Beware bad advice...
Recently, a family member asked me (Laura Bente) for some credit card advice.
He's young and just starting to build his credit. He's worried about setting himself up for a solid financial future.
He spoke with an account manager at a big bank who said that in order to build credit, you should always maintain a small balance on your credit cards rather than paying them off.
That's not true.
I knew that account manager was either uninformed or lying. But when I quizzed some friends and coworkers, I was shocked to learn how many people believe this.
So today, I'm debunking three common credit myths. Not only are these myths costing you money, but they're putting your good credit at risk.
Let's start with...
Myth No. 1: I should carry a small balance on my credit cards.
Calling this terrible advice doesn't do it justice...
Some people think that you don't build credit history when you pay your balance in full each month and that you need to maintain a small balance to acquire history.
You build a history just be using your credit card. And if you pay the balance off each month, that shows potential lenders you're responsible.
If you've followed this nonsense advice, you're wasting your money and hurting your credit.
When you leave a balance on your credit card, you have to pay interest on it. While it may not be a lot, it will add up over the years.
What's more, carrying a balance can actually hurt your credit, as it lowers your credit-utilization ratio (more on this in a bit). This ratio is one of the key components when it comes to calculating your credit score.
So if anyone tells you to keep a small balance to "help" your credit, ignore them. Remember, most people working in banks are salespeople, like account managers and tellers. I know from experience that they get incentives to keep you as a customer and keep you spending. And their companies make money when you pay interest on your credit balance.
Don't line their wallets while emptying yours.
Myth No. 2: Checking my credit report/score hurts my credit.
There are two types of credit inquiries – "hard" and "soft."
A hard inquiry typically happens when you apply for a loan, credit card, or mortgage and the lender or issuer checks your credit. Although hard inquiries can impact your credit score, just one won't do much.
If you're checking rates for something like a mortgage or a car loan (known as "rate shopping"), the hard inquiry shouldn't hurt your credit if you get a loan within 30 days.
However, if you're regularly getting hard inquiries and no loans, that will damage your credit because it suggests you're likely a credit risk. That's because lenders will think you keep getting denied for loans, and they don't want to take a chance on someone their competitors have already declined.
Then there's a soft inquiry... This type of inquiry includes things like employment verification or checking your own credit score and credit reports.
You should absolutely keep an eye on your credit. Nowadays, most credit card companies will give you your credit score for free.
And you get one free credit report from each of the three major credit bureaus in the U.S. – Equifax, Experian, and TransUnion – for free each year.
Knowing your credit score helps you haggle for better interest rates on loans. And keeping track of your credit reports is the No. 1 way to catch identity theft.

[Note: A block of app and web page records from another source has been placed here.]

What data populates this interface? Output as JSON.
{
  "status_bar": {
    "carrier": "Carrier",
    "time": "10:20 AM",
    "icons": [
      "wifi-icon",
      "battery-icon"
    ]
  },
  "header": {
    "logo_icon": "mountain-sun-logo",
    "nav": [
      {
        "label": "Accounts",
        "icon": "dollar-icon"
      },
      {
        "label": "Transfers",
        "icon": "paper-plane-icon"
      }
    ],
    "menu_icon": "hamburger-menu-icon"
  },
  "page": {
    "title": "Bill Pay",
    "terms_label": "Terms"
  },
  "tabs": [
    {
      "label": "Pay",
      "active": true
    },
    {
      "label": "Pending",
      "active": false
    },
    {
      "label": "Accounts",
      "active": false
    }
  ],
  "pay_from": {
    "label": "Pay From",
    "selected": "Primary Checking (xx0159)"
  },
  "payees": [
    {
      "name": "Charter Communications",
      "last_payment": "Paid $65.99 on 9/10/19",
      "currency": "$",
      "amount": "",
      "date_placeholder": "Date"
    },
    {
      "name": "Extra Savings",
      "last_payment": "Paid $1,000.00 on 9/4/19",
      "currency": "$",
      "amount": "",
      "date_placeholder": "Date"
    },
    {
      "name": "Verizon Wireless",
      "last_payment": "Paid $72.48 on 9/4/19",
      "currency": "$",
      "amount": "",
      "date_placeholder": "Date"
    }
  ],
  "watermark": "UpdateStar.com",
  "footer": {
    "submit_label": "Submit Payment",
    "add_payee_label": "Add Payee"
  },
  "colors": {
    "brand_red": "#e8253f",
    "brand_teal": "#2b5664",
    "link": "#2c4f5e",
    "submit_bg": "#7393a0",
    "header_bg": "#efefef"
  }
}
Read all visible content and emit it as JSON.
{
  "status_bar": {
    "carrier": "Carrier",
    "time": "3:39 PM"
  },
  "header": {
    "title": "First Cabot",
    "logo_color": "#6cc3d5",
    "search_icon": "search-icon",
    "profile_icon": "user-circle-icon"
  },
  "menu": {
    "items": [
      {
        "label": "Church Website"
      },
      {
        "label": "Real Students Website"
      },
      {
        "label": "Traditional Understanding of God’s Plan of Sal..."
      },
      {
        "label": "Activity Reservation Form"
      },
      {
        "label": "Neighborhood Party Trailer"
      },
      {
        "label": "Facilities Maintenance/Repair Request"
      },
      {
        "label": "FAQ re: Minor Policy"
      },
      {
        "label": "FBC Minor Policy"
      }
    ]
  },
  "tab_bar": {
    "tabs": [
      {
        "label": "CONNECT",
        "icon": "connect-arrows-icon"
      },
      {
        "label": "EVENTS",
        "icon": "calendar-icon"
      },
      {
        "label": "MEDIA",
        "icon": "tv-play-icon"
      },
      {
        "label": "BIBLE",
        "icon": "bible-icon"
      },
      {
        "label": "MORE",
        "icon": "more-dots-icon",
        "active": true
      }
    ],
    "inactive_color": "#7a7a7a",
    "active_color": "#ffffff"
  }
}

Here at Health & Wealth Bulletin, we've told readers for years that keeping an eye on your credit reports and score is vital to having healthy credit.
Myth No. 3: It's better to close a zero-balance credit card I don't use than to keep it.
This one isn't exactly a myth, but it's important to understand when you should and shouldn't close a credit card.
Closing a card will likely have some impact on your credit, but how much impact depends on factors like the age of the card and its credit limit.
First, you don't want to close your oldest credit card. A shorter credit history makes you look riskier to lenders.
This is where your credit-utilization ratio comes into play. A credit utilization ratio is the measure of how much of your total credit you're using. To calculate the ratio, you divide your credit card balance and other debt by your total revolving available credit.
Let's say you have three credit cards. Here's what happens if you close the card without a balance...
You can see that the credit-utilization ratio jumps from 23% to 30%. That might not seem like much, but even a ratio that's just a little higher can stick you with higher interest rates on loans and other credit cards.
Now, if you're paying an annual fee on a zero-balance card, closing it begins to make sense – especially if you're not anticipating that you'll need any loans in the near future.
Also keep in mind that companies can cancel cards – without warning – due to inactivity.
This happened to me a few years ago. The bank closed my card, only sending a letter after the card was closed. I was fortunate that my card was my youngest card, and the one with the smallest credit limit. So there wasn't much impact on my credit.
If you're worried about a card being canceled, talk to your issuer about its policies. And maybe use that card to buy a tank of gas once a month. Or you can do like I do... set up a single subscription service – like Netflix – on that card and then just leave it in your drawer.
What are some other credit myths you've heard about? Share them with us at [email protected].
What We're Reading...
- American credit card debt fell in 2020.
- Something different: The Russian widow who bought a tank to take on the Nazis.
Here's to our health, wealth, and a great retirement,
Laura Bente, CFP® with Dr. David Eifrig
March 18, 2021